LOUISE: Loving Jay

JayApril brings a birthday to my son, Jay, as well as tender thoughts on raising a child with special needs.  In these 36 years there is little I haven’t experienced.  I have seen the best and worst in people, from those who were afraid to touch my child, seeming to fear that Down Syndrome was contagious, to those who put me on such a high pedestal I couldn’t help but fall off. Big news! I’m no hero or heroine. I made plenty of mistakes, but thankfully Jay survived them.

As with all families with special needs, we have been through tough times. One happened at Jay’s birth when I went through 18 hours of labor and delivered this baby frank breech without a C-section, the umbilical cord wrapped around Jay’s neck, cutting off his oxygen supply. Jay spent nine days in an isolette with oxygen and had a lifelong communication disorder, likely caused from a lack of oxygen at birth. When Jay was 14 months old, my husband and I were ushered into a cath room with x-rays lining the walls. The cath showed Jay’s rare heart condition could not be corrected without risking his life, but without that particular surgery, his lifespan would be very short. Now there’s a choice for you! I’ve prayed thousands of prayers over this child and watched God work miracle after miracle in Jay’s life yet still leave many requests unanswered.

However, my reason for writing is not to complain, but to let people know how thankful I am for my son. I loved Jay before I even knew he existed, having prayed daily for God to give me a baby. I fell eternally in love with him when a nurse placed a blanketed bundle in my arms, wrapped tightly from head to toe, and told me not to unwrap him. Are you kidding? She left the room and I started unwinding, beginning by lifting the corner flap of the blanket to reveal his sweet face with tiny up-slant eyes peeking at me beneath a velvety, furrowed forehead. His miniature lips opened as he yawned and stretched. Love emanated from every fiber of my being as I made a silent promise to my son, “I will love you forever, no matter what!” And he has been so easy to love.
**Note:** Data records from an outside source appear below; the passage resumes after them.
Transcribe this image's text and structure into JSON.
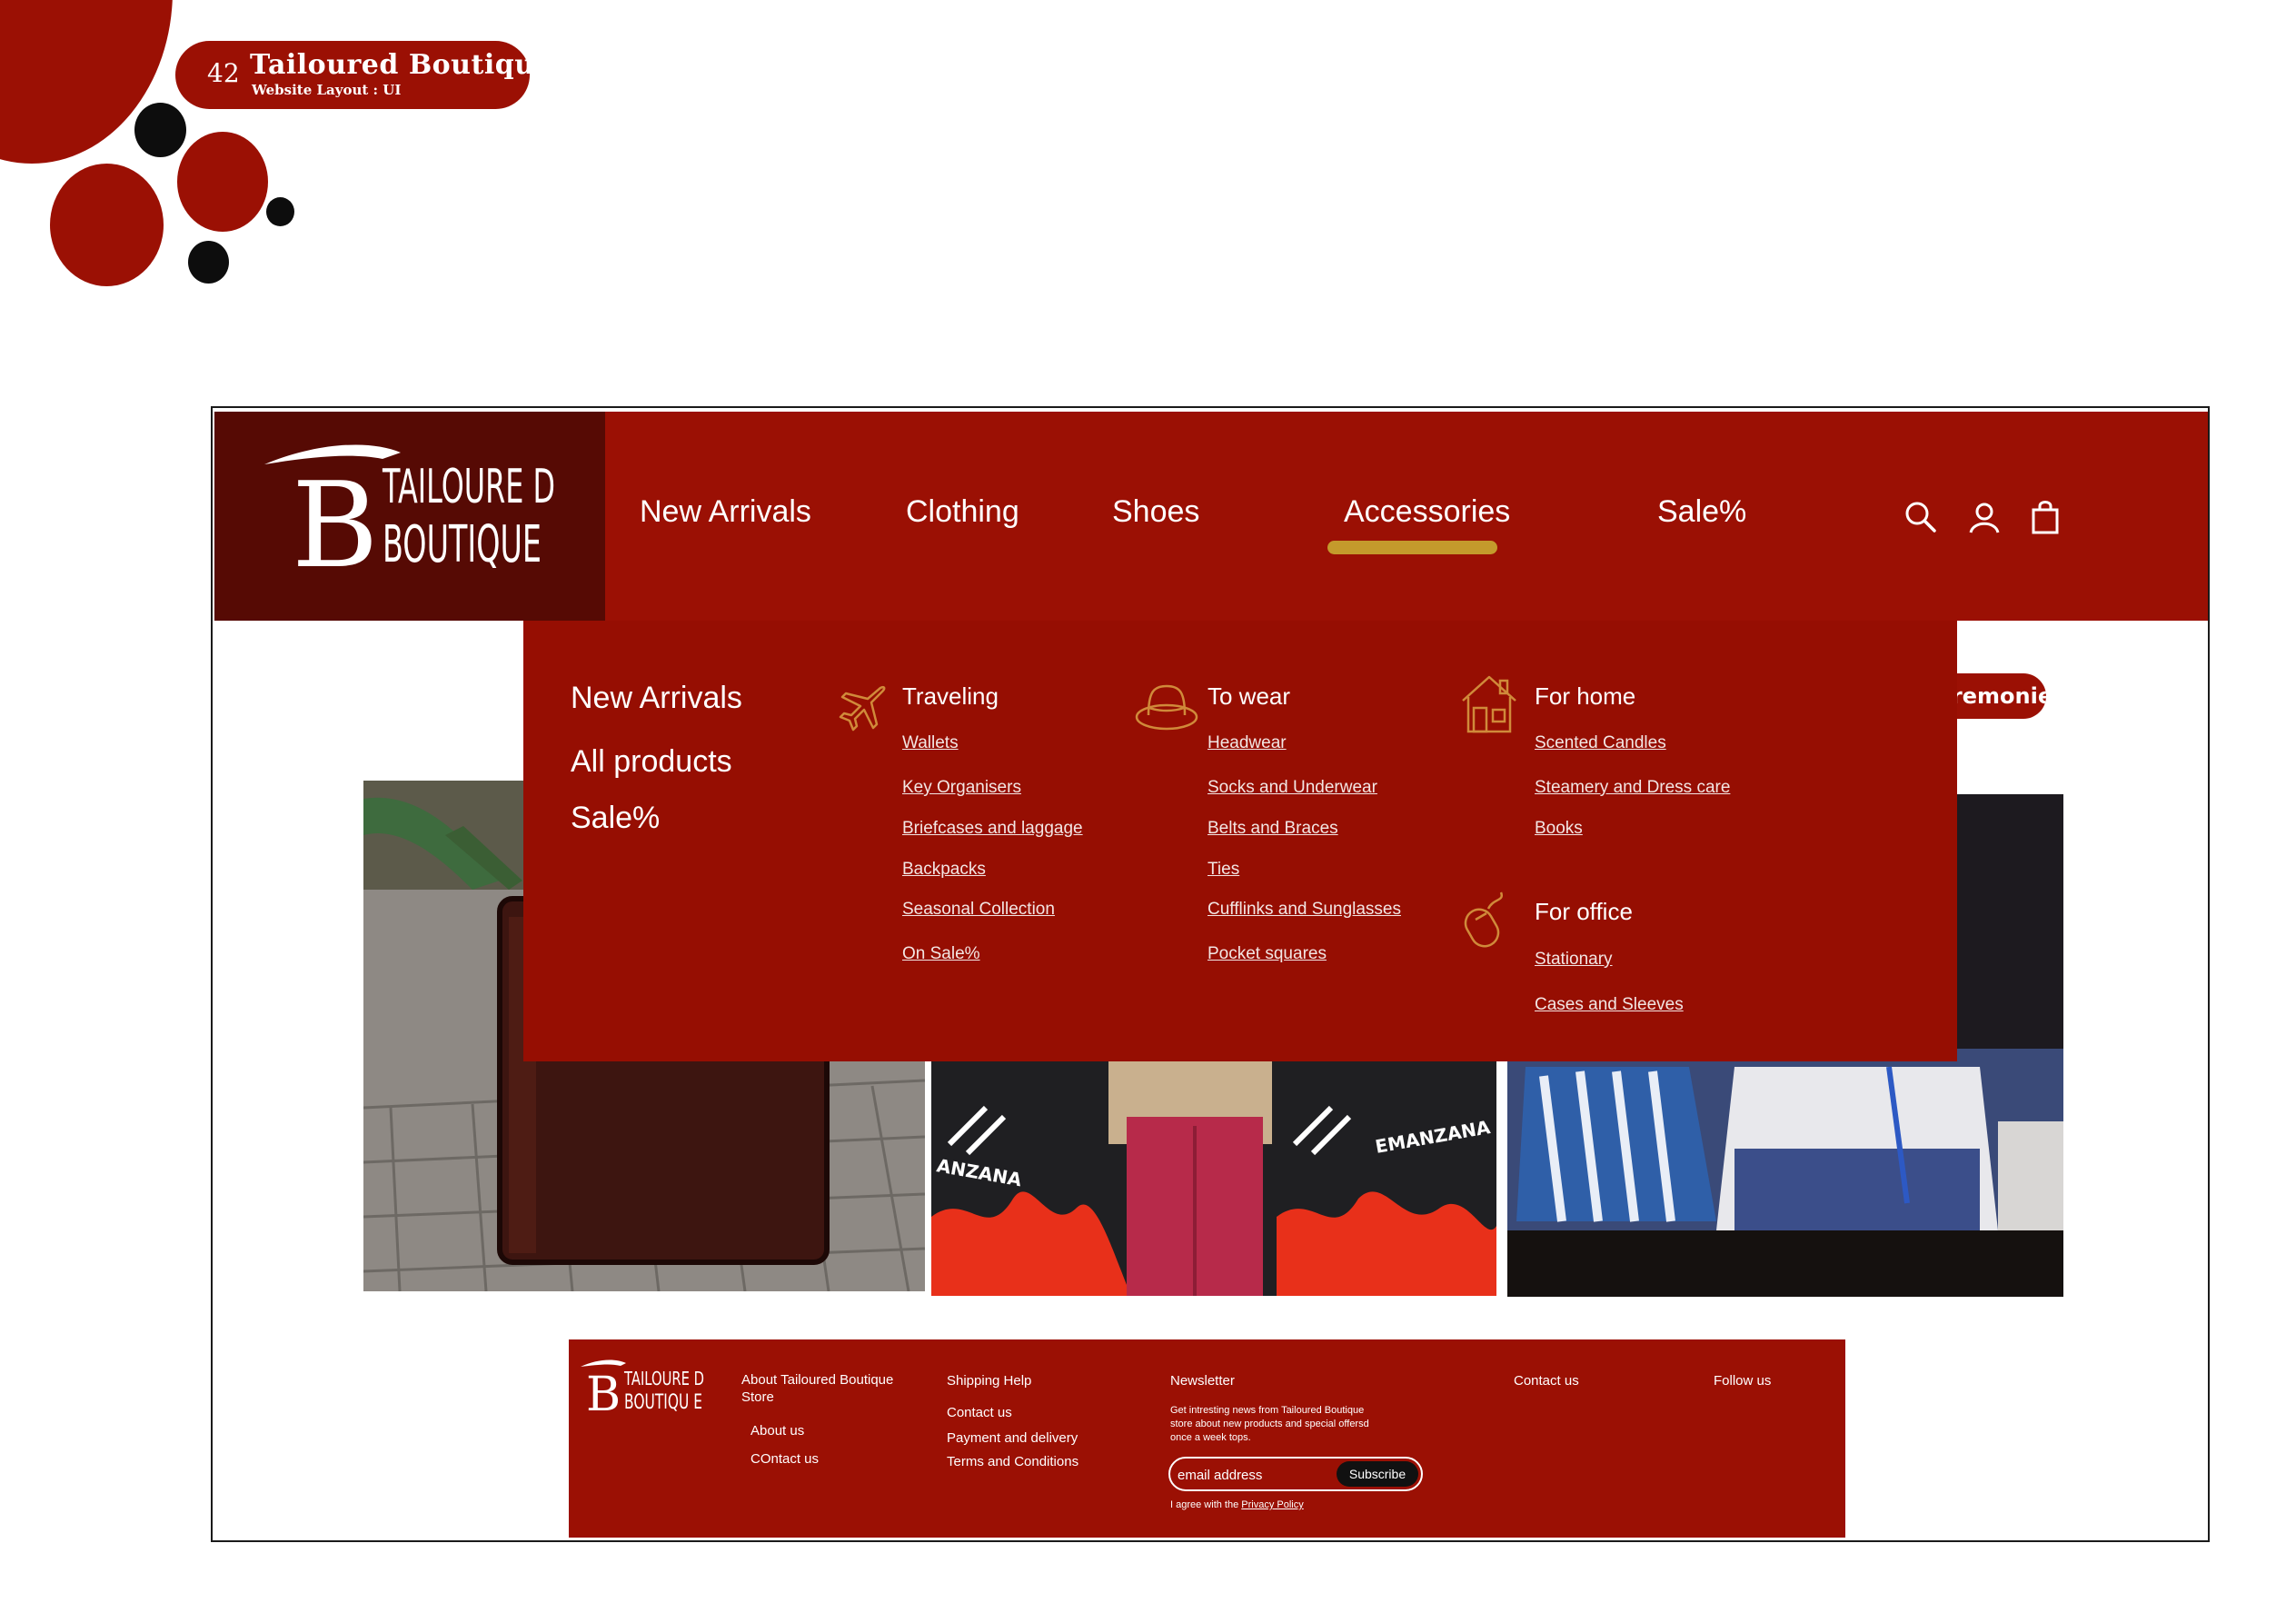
{
  "page_header": {
    "page_number": "42",
    "title": "Tailoured  Boutique",
    "subtitle": "Website Layout : UI"
  },
  "brand": {
    "logo_monogram": "B",
    "logo_line1": "TAILOURE D",
    "logo_line2": "BOUTIQUE"
  },
  "nav": {
    "items": [
      {
        "label": "New Arrivals"
      },
      {
        "label": "Clothing"
      },
      {
        "label": "Shoes"
      },
      {
        "label": "Accessories",
        "active": true
      },
      {
        "label": "Sale%"
      }
    ],
    "icons": [
      "search-icon",
      "account-icon",
      "shopping-bag-icon"
    ]
  },
  "banner": {
    "ceremonies_label": "Ceremonies"
  },
  "mega_menu": {
    "main_links": [
      "New Arrivals",
      "All products",
      "Sale%"
    ],
    "traveling": {
      "heading": "Traveling",
      "icon": "airplane-icon",
      "links": [
        "Wallets",
        "Key Organisers",
        "Briefcases and laggage",
        "Backpacks",
        "Seasonal Collection",
        "On Sale%"
      ]
    },
    "to_wear": {
      "heading": "To wear",
      "icon": "hat-icon",
      "links": [
        "Headwear",
        "Socks and Underwear",
        "Belts and Braces",
        "Ties",
        "Cufflinks and Sunglasses",
        "Pocket squares "
      ]
    },
    "for_home": {
      "heading": "For home",
      "icon": "house-icon",
      "links": [
        "Scented Candles",
        "Steamery and Dress care",
        "Books"
      ]
    },
    "for_office": {
      "heading": "For office",
      "icon": "computer-mouse-icon",
      "links": [
        "Stationary",
        "Cases  and Sleeves"
      ]
    }
  },
  "footer": {
    "logo_line1": "TAILOURE D",
    "logo_line2": "BOUTIQU E",
    "about_heading": "About Tailoured Boutique Store",
    "about_links": [
      "About us",
      "COntact us"
    ],
    "shipping_heading": "Shipping Help",
    "shipping_links": [
      "Contact us",
      "Payment and delivery",
      "Terms and Conditions"
    ],
    "newsletter_heading": "Newsletter",
    "newsletter_text": "Get intresting news  from Tailoured Boutique store about new products and special offersd once a week tops.",
    "email_placeholder": "email address",
    "subscribe_label": "Subscribe",
    "agree_prefix": "I agree with the ",
    "privacy_link": "Privacy Policy",
    "contact_heading": "Contact us",
    "follow_heading": "Follow us"
  },
  "colors": {
    "brand_red": "#9b1004",
    "dark_maroon": "#560a04",
    "accent_gold": "#c49a2c",
    "icon_gold": "#d08a3a"
  }
}
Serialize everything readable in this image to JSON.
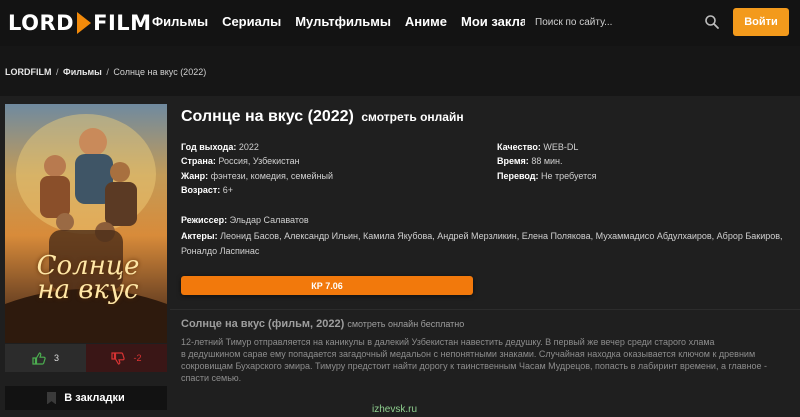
{
  "header": {
    "logo_left": "LORD",
    "logo_right": "FILM",
    "nav": [
      "Фильмы",
      "Сериалы",
      "Мультфильмы",
      "Аниме",
      "Мои закладки"
    ],
    "search_placeholder": "Поиск по сайту...",
    "login_label": "Войти",
    "accent_color": "#f39a1c"
  },
  "breadcrumb": {
    "home": "LORDFILM",
    "section": "Фильмы",
    "current": "Солнце на вкус (2022)",
    "separator": "/"
  },
  "poster": {
    "title_line1": "Солнце",
    "title_line2": "на вкус"
  },
  "votes": {
    "likes": "3",
    "dislikes": "-2"
  },
  "bookmark_label": "В закладки",
  "movie": {
    "title": "Солнце на вкус (2022)",
    "subtitle": "смотреть онлайн",
    "year_label": "Год выхода:",
    "year": "2022",
    "country_label": "Страна:",
    "country": "Россия, Узбекистан",
    "genre_label": "Жанр:",
    "genre": "фэнтези, комедия, семейный",
    "age_label": "Возраст:",
    "age": "6+",
    "quality_label": "Качество:",
    "quality": "WEB-DL",
    "time_label": "Время:",
    "time": "88 мин.",
    "translation_label": "Перевод:",
    "translation": "Не требуется",
    "director_label": "Режиссер:",
    "director": "Эльдар Салаватов",
    "actors_label": "Актеры:",
    "actors_line1": "Леонид Басов, Александр Ильин, Камила Якубова, Андрей Мерзликин, Елена Полякова, Мухаммадисо Абдулхаиров, Аброр Бакиров,",
    "actors_line2": "Роналдо Ласпинас",
    "kp_label": "КР 7.06"
  },
  "description": {
    "title": "Солнце на вкус (фильм, 2022)",
    "title_small": "смотреть онлайн бесплатно",
    "line1": "12-летний Тимур отправляется на каникулы в далекий Узбекистан навестить дедушку. В первый же вечер среди старого хлама",
    "line2": "в дедушкином сарае ему попадается загадочный медальон с непонятными знаками. Случайная находка оказывается ключом к древним",
    "line3": "сокровищам Бухарского эмира. Тимуру предстоит найти дорогу к таинственным Часам Мудрецов, попасть в лабиринт времени, а главное -",
    "line4": "спасти семью."
  },
  "watermark": "izhevsk.ru"
}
Together, Carl and I unwrapped Jay completely in that hospital room, counting fingers and toes and admiring the beauty of this six and one-half pound miracle. What in the world was all the hullabaloo concerning Down Syndrome? How could anyone not love this baby boy? I found there were definitely people who would not accept Jay, simply because of his disability, but the good news is that most people adored him. As a toddler he captivated hearts when he flashed his fabulous, four-tooth grin. He grew up ornery, spoiled, sweet and lovable, character traits he still possesses. Jay has hugged more people than anyone I know and has given this mother a heart full of treasures that have come through the fire and now help hold me up in this grief-filled season of my life.  

With just the two of us at home now, Jay is the strong one, telling me his daddy is in heaven wearing a crown and even riding on the clouds. He sings songs to his dad at the breakfast table and releases bouquets of balloons to heaven with messages of love and watches them float upward before suddenly being snatched out of sight. This young man, who had such a special relationship with his daddy and loved him beyond words, now mimics his father’s courage and trust. What a legacy!

Special needs? You bet Jay has special needs. He needs respect, love and acceptance, as we all do, along with the opportunity to show the world his priceless gifts of joy, faith and unconditional love.
Happy Birthday, Jay!  You are loved!

Browse By Story Category

B40 outlook ad-02

Advertise Your Business

Outlook readers are a dynamic, diverse audience of active consumers.

Advertise  >

The Edmond Outlook is the largest local, monthly magazine covering 50,000 homes with free, direct-mail delivery.

About Us  >

Browse Recent Issues

The Edmond Outlook is a monthly full-color, glossy magazine devoted to the Edmond area. Each exciting edition captures the vibrant personalities and interesting stories that define and connect us all.

View All  >
EO_Apr2019

Subscribe to Our Monthly Newsletter

Don’t get the Outlook? Don’t worry. Simply subscribe to our monthly newsletter to get the latest issue delivered to your inbox.